WHAT IS EXPECTED - The whole listing, exactly as given: write it out, leaving out each image.
**********
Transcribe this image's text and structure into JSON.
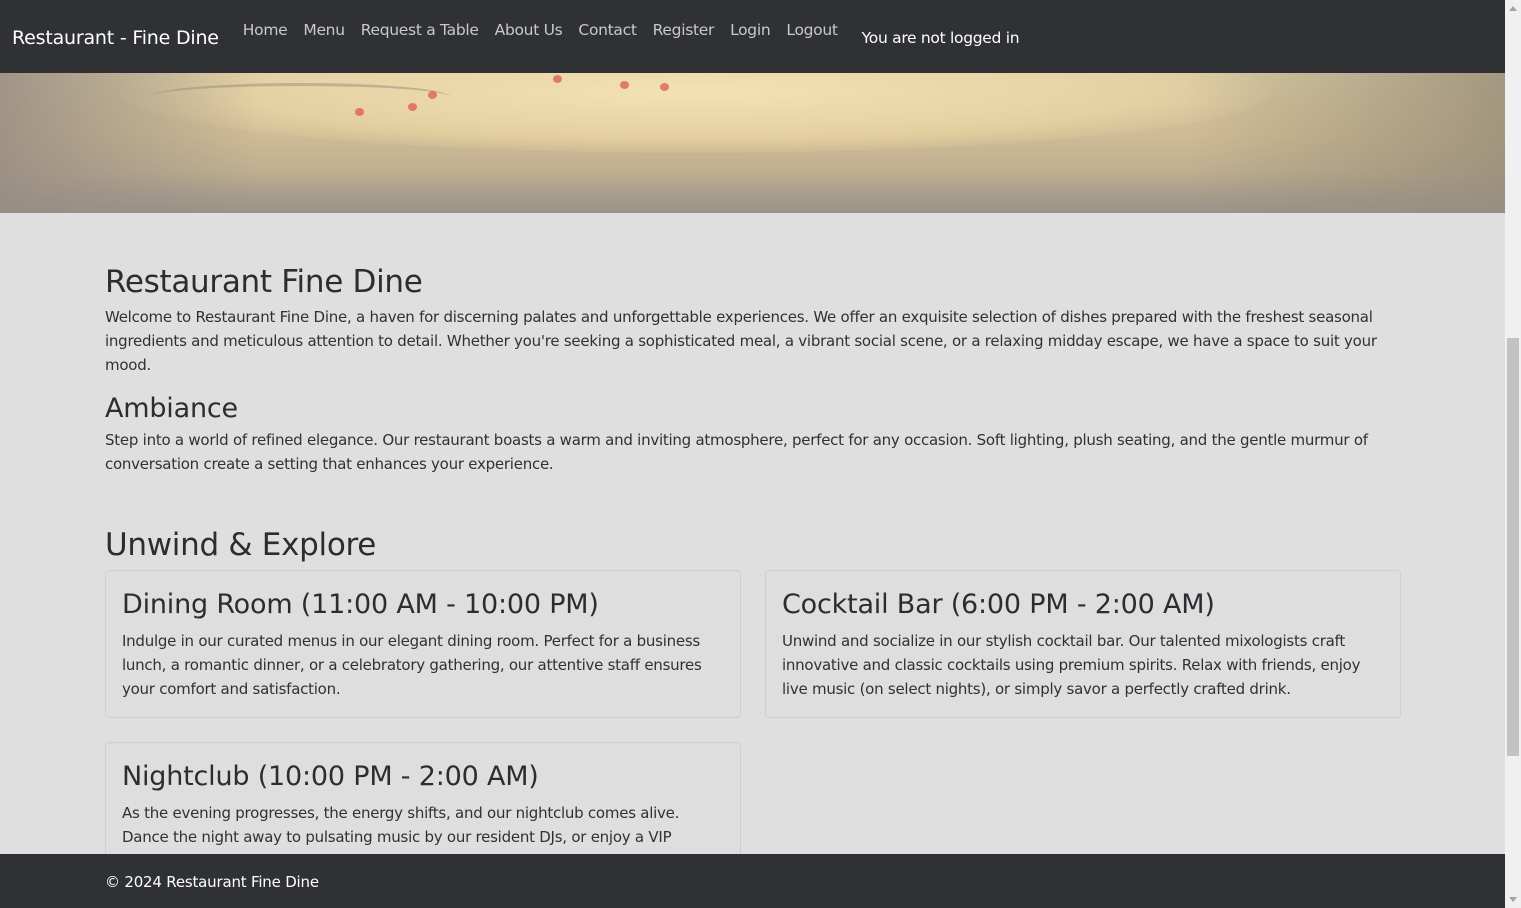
{
  "navbar": {
    "brand": "Restaurant - Fine Dine",
    "items": [
      {
        "label": "Home"
      },
      {
        "label": "Menu"
      },
      {
        "label": "Request a Table"
      },
      {
        "label": "About Us"
      },
      {
        "label": "Contact"
      },
      {
        "label": "Register"
      },
      {
        "label": "Login"
      },
      {
        "label": "Logout"
      }
    ],
    "status": "You are not logged in"
  },
  "main": {
    "title": "Restaurant Fine Dine",
    "intro": "Welcome to Restaurant Fine Dine, a haven for discerning palates and unforgettable experiences. We offer an exquisite selection of dishes prepared with the freshest seasonal ingredients and meticulous attention to detail. Whether you're seeking a sophisticated meal, a vibrant social scene, or a relaxing midday escape, we have a space to suit your mood.",
    "ambiance": {
      "heading": "Ambiance",
      "text": "Step into a world of refined elegance. Our restaurant boasts a warm and inviting atmosphere, perfect for any occasion. Soft lighting, plush seating, and the gentle murmur of conversation create a setting that enhances your experience."
    },
    "explore_heading": "Unwind & Explore",
    "cards": [
      {
        "title": "Dining Room (11:00 AM - 10:00 PM)",
        "text": "Indulge in our curated menus in our elegant dining room. Perfect for a business lunch, a romantic dinner, or a celebratory gathering, our attentive staff ensures your comfort and satisfaction."
      },
      {
        "title": "Cocktail Bar (6:00 PM - 2:00 AM)",
        "text": "Unwind and socialize in our stylish cocktail bar. Our talented mixologists craft innovative and classic cocktails using premium spirits. Relax with friends, enjoy live music (on select nights), or simply savor a perfectly crafted drink."
      },
      {
        "title": "Nightclub (10:00 PM - 2:00 AM)",
        "text": "As the evening progresses, the energy shifts, and our nightclub comes alive. Dance the night away to pulsating music by our resident DJs, or enjoy a VIP experience in one of our exclusive booths."
      }
    ]
  },
  "footer": {
    "text": "© 2024 Restaurant Fine Dine"
  }
}
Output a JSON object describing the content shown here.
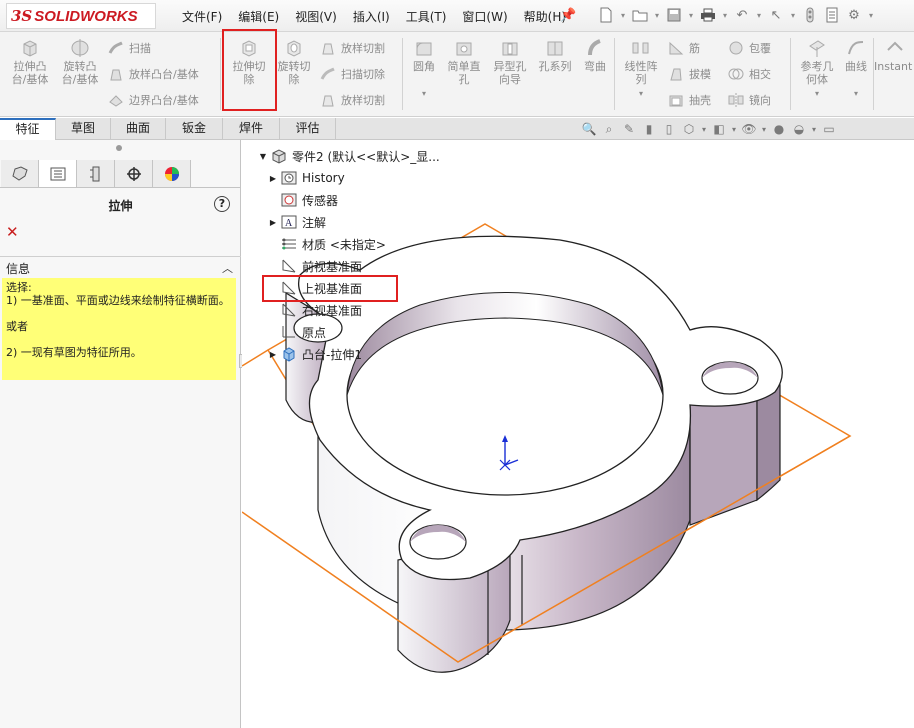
{
  "app": {
    "logo_prefix": "3S",
    "logo_name": "SOLIDWORKS"
  },
  "menubar": {
    "items": [
      "文件(F)",
      "编辑(E)",
      "视图(V)",
      "插入(I)",
      "工具(T)",
      "窗口(W)",
      "帮助(H)"
    ]
  },
  "command_manager": {
    "extrude_boss": "拉伸凸\n台/基体",
    "revolve_boss": "旋转凸\n台/基体",
    "sweep": "扫描",
    "loft_boss": "放样凸台/基体",
    "boundary_boss": "边界凸台/基体",
    "extrude_cut": "拉伸切\n除",
    "revolve_cut": "旋转切\n除",
    "loft_cut": "放样切割",
    "sweep_cut": "扫描切除",
    "boundary_cut": "放样切割",
    "fillet": "圆角",
    "simple_hole": "简单直\n孔",
    "hole_wizard": "异型孔\n向导",
    "hole_series": "孔系列",
    "flex": "弯曲",
    "linear_pattern": "线性阵\n列",
    "rib": "筋",
    "draft": "拔模",
    "shell": "抽壳",
    "wrap": "包覆",
    "intersect": "相交",
    "mirror": "镜向",
    "reference_geometry": "参考几\n何体",
    "curves": "曲线",
    "instant3d": "Instant"
  },
  "tabs": [
    "特征",
    "草图",
    "曲面",
    "钣金",
    "焊件",
    "评估"
  ],
  "active_tab_index": 0,
  "property_manager": {
    "title": "拉伸",
    "help": "?",
    "cancel": "✕",
    "info_title": "信息",
    "info_lines": [
      "选择:",
      "1) 一基准面、平面或边线来绘制特征横断面。",
      "",
      "或者",
      "",
      "2) 一现有草图为特征所用。"
    ]
  },
  "feature_tree": {
    "root": "零件2  (默认<<默认>_显...",
    "items": [
      {
        "label": "History",
        "expandable": true
      },
      {
        "label": "传感器",
        "expandable": false
      },
      {
        "label": "注解",
        "expandable": true
      },
      {
        "label": "材质 <未指定>",
        "expandable": false
      },
      {
        "label": "前视基准面",
        "expandable": false
      },
      {
        "label": "上视基准面",
        "expandable": false
      },
      {
        "label": "右视基准面",
        "expandable": false
      },
      {
        "label": "原点",
        "expandable": false
      },
      {
        "label": "凸台-拉伸1",
        "expandable": true
      }
    ],
    "selected_item": "上视基准面"
  },
  "colors": {
    "accent_blue": "#2e6fbd",
    "highlight_red": "#e02020",
    "plane_orange": "#f08020",
    "info_yellow": "#ffff77",
    "logo_red": "#cc1a22"
  }
}
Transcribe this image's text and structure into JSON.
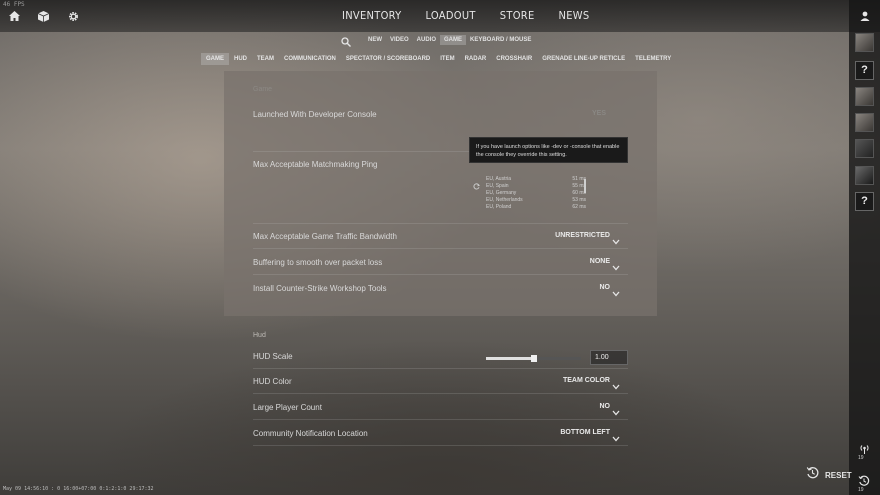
{
  "fps": "46 FPS",
  "topbar": {
    "nav": [
      "INVENTORY",
      "LOADOUT",
      "STORE",
      "NEWS"
    ]
  },
  "subnav": {
    "items": [
      "NEW",
      "VIDEO",
      "AUDIO",
      "GAME",
      "KEYBOARD / MOUSE"
    ],
    "active": "GAME"
  },
  "tabs": {
    "items": [
      "GAME",
      "HUD",
      "TEAM",
      "COMMUNICATION",
      "SPECTATOR / SCOREBOARD",
      "ITEM",
      "RADAR",
      "CROSSHAIR",
      "GRENADE LINE-UP RETICLE",
      "TELEMETRY"
    ],
    "active": "GAME"
  },
  "game_section": {
    "title": "Game",
    "rows": [
      {
        "label": "Launched With Developer Console",
        "value": "YES"
      },
      {
        "label": "Max Acceptable Matchmaking Ping",
        "value": ""
      },
      {
        "label": "Max Acceptable Game Traffic Bandwidth",
        "value": "UNRESTRICTED"
      },
      {
        "label": "Buffering to smooth over packet loss",
        "value": "NONE"
      },
      {
        "label": "Install Counter-Strike Workshop Tools",
        "value": "NO"
      }
    ],
    "tooltip": "If you have launch options like -dev or -console that enable the console they override this setting.",
    "ping_list": [
      {
        "region": "EU, Austria",
        "ping": "51 ms"
      },
      {
        "region": "EU, Spain",
        "ping": "55 ms"
      },
      {
        "region": "EU, Germany",
        "ping": "60 ms"
      },
      {
        "region": "EU, Netherlands",
        "ping": "53 ms"
      },
      {
        "region": "EU, Poland",
        "ping": "62 ms"
      }
    ]
  },
  "hud_section": {
    "title": "Hud",
    "rows": [
      {
        "label": "HUD Scale",
        "value": "1.00"
      },
      {
        "label": "HUD Color",
        "value": "TEAM COLOR"
      },
      {
        "label": "Large Player Count",
        "value": "NO"
      },
      {
        "label": "Community Notification Location",
        "value": "BOTTOM LEFT"
      }
    ],
    "hud_scale_fraction": 0.5
  },
  "statusbar": "May 09 14:56:10 : 0 16:00+07:00 0:1:2:1:0 29:17:32",
  "reset_label": "RESET",
  "rail": {
    "counts": [
      "19",
      "19"
    ]
  }
}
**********
SOLUTION TO THIS PROBLEM -
Transcribe this image's text and structure into JSON.
{
  "navbar": {
    "brand": "Restaurant - Fine Dine",
    "items": [
      {
        "label": "Home"
      },
      {
        "label": "Menu"
      },
      {
        "label": "Request a Table"
      },
      {
        "label": "About Us"
      },
      {
        "label": "Contact"
      },
      {
        "label": "Register"
      },
      {
        "label": "Login"
      },
      {
        "label": "Logout"
      }
    ],
    "status": "You are not logged in"
  },
  "main": {
    "title": "Restaurant Fine Dine",
    "intro": "Welcome to Restaurant Fine Dine, a haven for discerning palates and unforgettable experiences. We offer an exquisite selection of dishes prepared with the freshest seasonal ingredients and meticulous attention to detail. Whether you're seeking a sophisticated meal, a vibrant social scene, or a relaxing midday escape, we have a space to suit your mood.",
    "ambiance": {
      "heading": "Ambiance",
      "text": "Step into a world of refined elegance. Our restaurant boasts a warm and inviting atmosphere, perfect for any occasion. Soft lighting, plush seating, and the gentle murmur of conversation create a setting that enhances your experience."
    },
    "explore_heading": "Unwind & Explore",
    "cards": [
      {
        "title": "Dining Room (11:00 AM - 10:00 PM)",
        "text": "Indulge in our curated menus in our elegant dining room. Perfect for a business lunch, a romantic dinner, or a celebratory gathering, our attentive staff ensures your comfort and satisfaction."
      },
      {
        "title": "Cocktail Bar (6:00 PM - 2:00 AM)",
        "text": "Unwind and socialize in our stylish cocktail bar. Our talented mixologists craft innovative and classic cocktails using premium spirits. Relax with friends, enjoy live music (on select nights), or simply savor a perfectly crafted drink."
      },
      {
        "title": "Nightclub (10:00 PM - 2:00 AM)",
        "text": "As the evening progresses, the energy shifts, and our nightclub comes alive. Dance the night away to pulsating music by our resident DJs, or enjoy a VIP experience in one of our exclusive booths."
      }
    ]
  },
  "footer": {
    "text": "© 2024 Restaurant Fine Dine"
  }
}
Output a JSON object describing the content shown here.
{
  "app": {
    "logo_prefix": "3S",
    "logo_name": "SOLIDWORKS"
  },
  "menubar": {
    "items": [
      "文件(F)",
      "编辑(E)",
      "视图(V)",
      "插入(I)",
      "工具(T)",
      "窗口(W)",
      "帮助(H)"
    ]
  },
  "command_manager": {
    "extrude_boss": "拉伸凸\n台/基体",
    "revolve_boss": "旋转凸\n台/基体",
    "sweep": "扫描",
    "loft_boss": "放样凸台/基体",
    "boundary_boss": "边界凸台/基体",
    "extrude_cut": "拉伸切\n除",
    "revolve_cut": "旋转切\n除",
    "loft_cut": "放样切割",
    "sweep_cut": "扫描切除",
    "boundary_cut": "放样切割",
    "fillet": "圆角",
    "simple_hole": "简单直\n孔",
    "hole_wizard": "异型孔\n向导",
    "hole_series": "孔系列",
    "flex": "弯曲",
    "linear_pattern": "线性阵\n列",
    "rib": "筋",
    "draft": "拔模",
    "shell": "抽壳",
    "wrap": "包覆",
    "intersect": "相交",
    "mirror": "镜向",
    "reference_geometry": "参考几\n何体",
    "curves": "曲线",
    "instant3d": "Instant"
  },
  "tabs": [
    "特征",
    "草图",
    "曲面",
    "钣金",
    "焊件",
    "评估"
  ],
  "active_tab_index": 0,
  "property_manager": {
    "title": "拉伸",
    "help": "?",
    "cancel": "✕",
    "info_title": "信息",
    "info_lines": [
      "选择:",
      "1) 一基准面、平面或边线来绘制特征横断面。",
      "",
      "或者",
      "",
      "2) 一现有草图为特征所用。"
    ]
  },
  "feature_tree": {
    "root": "零件2  (默认<<默认>_显...",
    "items": [
      {
        "label": "History",
        "expandable": true
      },
      {
        "label": "传感器",
        "expandable": false
      },
      {
        "label": "注解",
        "expandable": true
      },
      {
        "label": "材质 <未指定>",
        "expandable": false
      },
      {
        "label": "前视基准面",
        "expandable": false
      },
      {
        "label": "上视基准面",
        "expandable": false
      },
      {
        "label": "右视基准面",
        "expandable": false
      },
      {
        "label": "原点",
        "expandable": false
      },
      {
        "label": "凸台-拉伸1",
        "expandable": true
      }
    ],
    "selected_item": "上视基准面"
  },
  "colors": {
    "accent_blue": "#2e6fbd",
    "highlight_red": "#e02020",
    "plane_orange": "#f08020",
    "info_yellow": "#ffff77",
    "logo_red": "#cc1a22"
  }
}
Transcribe this image's text and structure into JSON.
{
  "fps": "46 FPS",
  "topbar": {
    "nav": [
      "INVENTORY",
      "LOADOUT",
      "STORE",
      "NEWS"
    ]
  },
  "subnav": {
    "items": [
      "NEW",
      "VIDEO",
      "AUDIO",
      "GAME",
      "KEYBOARD / MOUSE"
    ],
    "active": "GAME"
  },
  "tabs": {
    "items": [
      "GAME",
      "HUD",
      "TEAM",
      "COMMUNICATION",
      "SPECTATOR / SCOREBOARD",
      "ITEM",
      "RADAR",
      "CROSSHAIR",
      "GRENADE LINE-UP RETICLE",
      "TELEMETRY"
    ],
    "active": "GAME"
  },
  "game_section": {
    "title": "Game",
    "rows": [
      {
        "label": "Launched With Developer Console",
        "value": "YES"
      },
      {
        "label": "Max Acceptable Matchmaking Ping",
        "value": ""
      },
      {
        "label": "Max Acceptable Game Traffic Bandwidth",
        "value": "UNRESTRICTED"
      },
      {
        "label": "Buffering to smooth over packet loss",
        "value": "NONE"
      },
      {
        "label": "Install Counter-Strike Workshop Tools",
        "value": "NO"
      }
    ],
    "tooltip": "If you have launch options like -dev or -console that enable the console they override this setting.",
    "ping_list": [
      {
        "region": "EU, Austria",
        "ping": "51 ms"
      },
      {
        "region": "EU, Spain",
        "ping": "55 ms"
      },
      {
        "region": "EU, Germany",
        "ping": "60 ms"
      },
      {
        "region": "EU, Netherlands",
        "ping": "53 ms"
      },
      {
        "region": "EU, Poland",
        "ping": "62 ms"
      }
    ]
  },
  "hud_section": {
    "title": "Hud",
    "rows": [
      {
        "label": "HUD Scale",
        "value": "1.00"
      },
      {
        "label": "HUD Color",
        "value": "TEAM COLOR"
      },
      {
        "label": "Large Player Count",
        "value": "NO"
      },
      {
        "label": "Community Notification Location",
        "value": "BOTTOM LEFT"
      }
    ],
    "hud_scale_fraction": 0.5
  },
  "statusbar": "May 09 14:56:10 : 0 16:00+07:00 0:1:2:1:0 29:17:32",
  "reset_label": "RESET",
  "rail": {
    "counts": [
      "19",
      "19"
    ]
  }
}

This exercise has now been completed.